● Work request
Every word of the listing should be reproduced without alteration.

● Provided information
[Start of section]

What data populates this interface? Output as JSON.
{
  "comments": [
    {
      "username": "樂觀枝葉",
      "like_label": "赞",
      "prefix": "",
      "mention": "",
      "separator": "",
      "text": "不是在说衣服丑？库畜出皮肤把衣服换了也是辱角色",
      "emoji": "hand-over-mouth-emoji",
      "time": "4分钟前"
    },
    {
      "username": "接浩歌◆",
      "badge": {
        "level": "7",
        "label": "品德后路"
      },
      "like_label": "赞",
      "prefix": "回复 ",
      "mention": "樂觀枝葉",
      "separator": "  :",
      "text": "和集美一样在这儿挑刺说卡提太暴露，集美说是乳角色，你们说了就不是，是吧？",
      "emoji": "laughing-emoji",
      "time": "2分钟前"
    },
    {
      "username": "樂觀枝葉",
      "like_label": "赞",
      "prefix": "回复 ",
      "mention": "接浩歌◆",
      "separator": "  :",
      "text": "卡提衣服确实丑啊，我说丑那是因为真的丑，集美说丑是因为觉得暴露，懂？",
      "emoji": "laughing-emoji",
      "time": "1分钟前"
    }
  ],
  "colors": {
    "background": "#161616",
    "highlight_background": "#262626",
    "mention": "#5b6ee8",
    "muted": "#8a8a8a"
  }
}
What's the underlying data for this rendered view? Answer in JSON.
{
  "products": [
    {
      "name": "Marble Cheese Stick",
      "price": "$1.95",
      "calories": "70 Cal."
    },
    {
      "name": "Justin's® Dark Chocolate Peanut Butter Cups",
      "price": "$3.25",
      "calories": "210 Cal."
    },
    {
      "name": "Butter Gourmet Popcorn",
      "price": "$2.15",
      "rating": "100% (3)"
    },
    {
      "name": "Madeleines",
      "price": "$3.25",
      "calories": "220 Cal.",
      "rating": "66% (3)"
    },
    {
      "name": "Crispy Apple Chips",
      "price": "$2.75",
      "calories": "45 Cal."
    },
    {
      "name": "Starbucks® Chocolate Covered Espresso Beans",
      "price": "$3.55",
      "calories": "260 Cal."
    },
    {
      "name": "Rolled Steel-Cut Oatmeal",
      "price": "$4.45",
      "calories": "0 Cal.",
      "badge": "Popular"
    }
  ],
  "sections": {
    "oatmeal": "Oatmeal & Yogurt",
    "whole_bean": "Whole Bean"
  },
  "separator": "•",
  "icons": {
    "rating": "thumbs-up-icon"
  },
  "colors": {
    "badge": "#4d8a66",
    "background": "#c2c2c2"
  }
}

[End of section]

● Response to the task
What data populates this interface? Output as JSON.
{
  "comments": [
    {
      "username": "樂觀枝葉",
      "like_label": "赞",
      "prefix": "",
      "mention": "",
      "separator": "",
      "text": "不是在说衣服丑？库畜出皮肤把衣服换了也是辱角色",
      "emoji": "hand-over-mouth-emoji",
      "time": "4分钟前"
    },
    {
      "username": "接浩歌◆",
      "badge": {
        "level": "7",
        "label": "品德后路"
      },
      "like_label": "赞",
      "prefix": "回复 ",
      "mention": "樂觀枝葉",
      "separator": "  :",
      "text": "和集美一样在这儿挑刺说卡提太暴露，集美说是乳角色，你们说了就不是，是吧？",
      "emoji": "laughing-emoji",
      "time": "2分钟前"
    },
    {
      "username": "樂觀枝葉",
      "like_label": "赞",
      "prefix": "回复 ",
      "mention": "接浩歌◆",
      "separator": "  :",
      "text": "卡提衣服确实丑啊，我说丑那是因为真的丑，集美说丑是因为觉得暴露，懂？",
      "emoji": "laughing-emoji",
      "time": "1分钟前"
    }
  ],
  "colors": {
    "background": "#161616",
    "highlight_background": "#262626",
    "mention": "#5b6ee8",
    "muted": "#8a8a8a"
  }
}
What's the underlying data for this rendered view? Answer in JSON.
{
  "products": [
    {
      "name": "Marble Cheese Stick",
      "price": "$1.95",
      "calories": "70 Cal."
    },
    {
      "name": "Justin's® Dark Chocolate Peanut Butter Cups",
      "price": "$3.25",
      "calories": "210 Cal."
    },
    {
      "name": "Butter Gourmet Popcorn",
      "price": "$2.15",
      "rating": "100% (3)"
    },
    {
      "name": "Madeleines",
      "price": "$3.25",
      "calories": "220 Cal.",
      "rating": "66% (3)"
    },
    {
      "name": "Crispy Apple Chips",
      "price": "$2.75",
      "calories": "45 Cal."
    },
    {
      "name": "Starbucks® Chocolate Covered Espresso Beans",
      "price": "$3.55",
      "calories": "260 Cal."
    },
    {
      "name": "Rolled Steel-Cut Oatmeal",
      "price": "$4.45",
      "calories": "0 Cal.",
      "badge": "Popular"
    }
  ],
  "sections": {
    "oatmeal": "Oatmeal & Yogurt",
    "whole_bean": "Whole Bean"
  },
  "separator": "•",
  "icons": {
    "rating": "thumbs-up-icon"
  },
  "colors": {
    "badge": "#4d8a66",
    "background": "#c2c2c2"
  }
}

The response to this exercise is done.